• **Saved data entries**
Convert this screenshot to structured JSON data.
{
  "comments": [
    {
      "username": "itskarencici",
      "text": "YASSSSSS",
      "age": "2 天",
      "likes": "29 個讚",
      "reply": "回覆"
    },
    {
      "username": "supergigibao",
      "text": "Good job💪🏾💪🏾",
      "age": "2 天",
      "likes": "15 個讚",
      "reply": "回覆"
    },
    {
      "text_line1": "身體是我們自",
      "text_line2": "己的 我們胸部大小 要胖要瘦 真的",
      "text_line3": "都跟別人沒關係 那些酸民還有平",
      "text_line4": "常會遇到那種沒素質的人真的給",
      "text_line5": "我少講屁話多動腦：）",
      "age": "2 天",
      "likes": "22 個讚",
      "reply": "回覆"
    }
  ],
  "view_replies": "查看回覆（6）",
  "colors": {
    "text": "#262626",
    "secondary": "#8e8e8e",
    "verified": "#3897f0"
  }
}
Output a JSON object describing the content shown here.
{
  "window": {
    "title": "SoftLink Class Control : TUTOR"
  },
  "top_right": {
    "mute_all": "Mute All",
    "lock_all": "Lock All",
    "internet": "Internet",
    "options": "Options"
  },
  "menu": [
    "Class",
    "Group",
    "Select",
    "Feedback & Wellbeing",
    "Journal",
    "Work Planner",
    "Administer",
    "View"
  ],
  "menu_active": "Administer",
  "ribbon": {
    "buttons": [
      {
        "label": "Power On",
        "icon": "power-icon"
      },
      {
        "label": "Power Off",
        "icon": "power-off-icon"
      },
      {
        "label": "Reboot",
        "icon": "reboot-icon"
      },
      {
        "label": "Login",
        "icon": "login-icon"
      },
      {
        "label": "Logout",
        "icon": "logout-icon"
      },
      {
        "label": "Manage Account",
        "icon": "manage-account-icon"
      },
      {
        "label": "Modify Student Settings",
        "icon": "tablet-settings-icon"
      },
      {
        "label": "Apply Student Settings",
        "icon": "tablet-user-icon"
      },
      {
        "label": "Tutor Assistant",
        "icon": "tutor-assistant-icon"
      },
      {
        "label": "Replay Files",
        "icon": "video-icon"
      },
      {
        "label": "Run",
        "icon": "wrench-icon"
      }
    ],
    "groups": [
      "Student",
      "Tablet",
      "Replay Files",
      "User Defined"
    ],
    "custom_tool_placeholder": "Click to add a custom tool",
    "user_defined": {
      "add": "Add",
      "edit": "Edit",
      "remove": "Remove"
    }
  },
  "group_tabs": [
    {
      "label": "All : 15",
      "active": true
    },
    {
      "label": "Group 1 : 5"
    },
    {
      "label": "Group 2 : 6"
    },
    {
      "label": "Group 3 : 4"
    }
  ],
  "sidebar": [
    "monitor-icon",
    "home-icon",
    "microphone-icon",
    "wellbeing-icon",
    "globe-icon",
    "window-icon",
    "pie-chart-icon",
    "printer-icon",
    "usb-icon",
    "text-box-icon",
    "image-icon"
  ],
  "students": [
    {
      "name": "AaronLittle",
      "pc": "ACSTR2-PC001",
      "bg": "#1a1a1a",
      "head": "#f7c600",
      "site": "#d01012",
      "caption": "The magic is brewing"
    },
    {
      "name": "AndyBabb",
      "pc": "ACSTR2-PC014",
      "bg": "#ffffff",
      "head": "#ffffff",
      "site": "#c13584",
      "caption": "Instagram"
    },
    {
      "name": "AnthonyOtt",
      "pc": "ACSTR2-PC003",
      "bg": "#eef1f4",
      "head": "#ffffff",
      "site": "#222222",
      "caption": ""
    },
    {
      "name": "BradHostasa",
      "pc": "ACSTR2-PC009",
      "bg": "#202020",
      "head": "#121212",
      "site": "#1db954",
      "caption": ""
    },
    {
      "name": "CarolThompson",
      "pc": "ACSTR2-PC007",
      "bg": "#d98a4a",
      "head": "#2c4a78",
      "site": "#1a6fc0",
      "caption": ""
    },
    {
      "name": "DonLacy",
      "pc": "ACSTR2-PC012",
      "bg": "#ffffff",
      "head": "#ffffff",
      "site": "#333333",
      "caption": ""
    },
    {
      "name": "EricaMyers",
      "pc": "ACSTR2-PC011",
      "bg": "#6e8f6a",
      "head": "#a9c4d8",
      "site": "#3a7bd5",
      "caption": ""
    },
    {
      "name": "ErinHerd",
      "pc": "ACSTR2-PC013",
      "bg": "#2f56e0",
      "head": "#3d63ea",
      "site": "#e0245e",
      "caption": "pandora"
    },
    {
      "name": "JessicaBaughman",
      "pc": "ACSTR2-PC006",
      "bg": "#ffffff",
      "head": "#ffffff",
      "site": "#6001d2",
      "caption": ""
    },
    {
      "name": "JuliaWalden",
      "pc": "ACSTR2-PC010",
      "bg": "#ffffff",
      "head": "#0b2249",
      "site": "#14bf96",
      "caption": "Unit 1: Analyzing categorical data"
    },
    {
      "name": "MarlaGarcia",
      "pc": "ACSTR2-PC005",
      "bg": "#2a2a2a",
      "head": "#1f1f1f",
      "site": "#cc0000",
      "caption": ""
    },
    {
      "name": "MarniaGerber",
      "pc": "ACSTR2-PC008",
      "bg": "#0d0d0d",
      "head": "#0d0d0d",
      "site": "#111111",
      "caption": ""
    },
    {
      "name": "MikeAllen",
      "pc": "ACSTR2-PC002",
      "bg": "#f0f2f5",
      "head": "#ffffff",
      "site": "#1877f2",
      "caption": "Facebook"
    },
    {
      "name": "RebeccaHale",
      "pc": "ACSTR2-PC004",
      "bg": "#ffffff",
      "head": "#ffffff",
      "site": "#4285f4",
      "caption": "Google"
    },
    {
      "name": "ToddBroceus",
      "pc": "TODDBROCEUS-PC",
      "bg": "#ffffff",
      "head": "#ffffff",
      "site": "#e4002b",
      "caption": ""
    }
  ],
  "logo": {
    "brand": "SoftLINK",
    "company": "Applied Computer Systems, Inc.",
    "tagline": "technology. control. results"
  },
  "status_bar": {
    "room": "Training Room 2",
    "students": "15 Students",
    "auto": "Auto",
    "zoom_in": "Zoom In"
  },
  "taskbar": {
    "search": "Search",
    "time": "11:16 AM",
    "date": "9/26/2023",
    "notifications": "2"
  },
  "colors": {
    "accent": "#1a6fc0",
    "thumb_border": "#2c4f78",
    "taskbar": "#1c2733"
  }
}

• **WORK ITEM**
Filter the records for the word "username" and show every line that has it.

• **THE ANSWER**
      "username": "itskarencici",
      "username": "supergigibao",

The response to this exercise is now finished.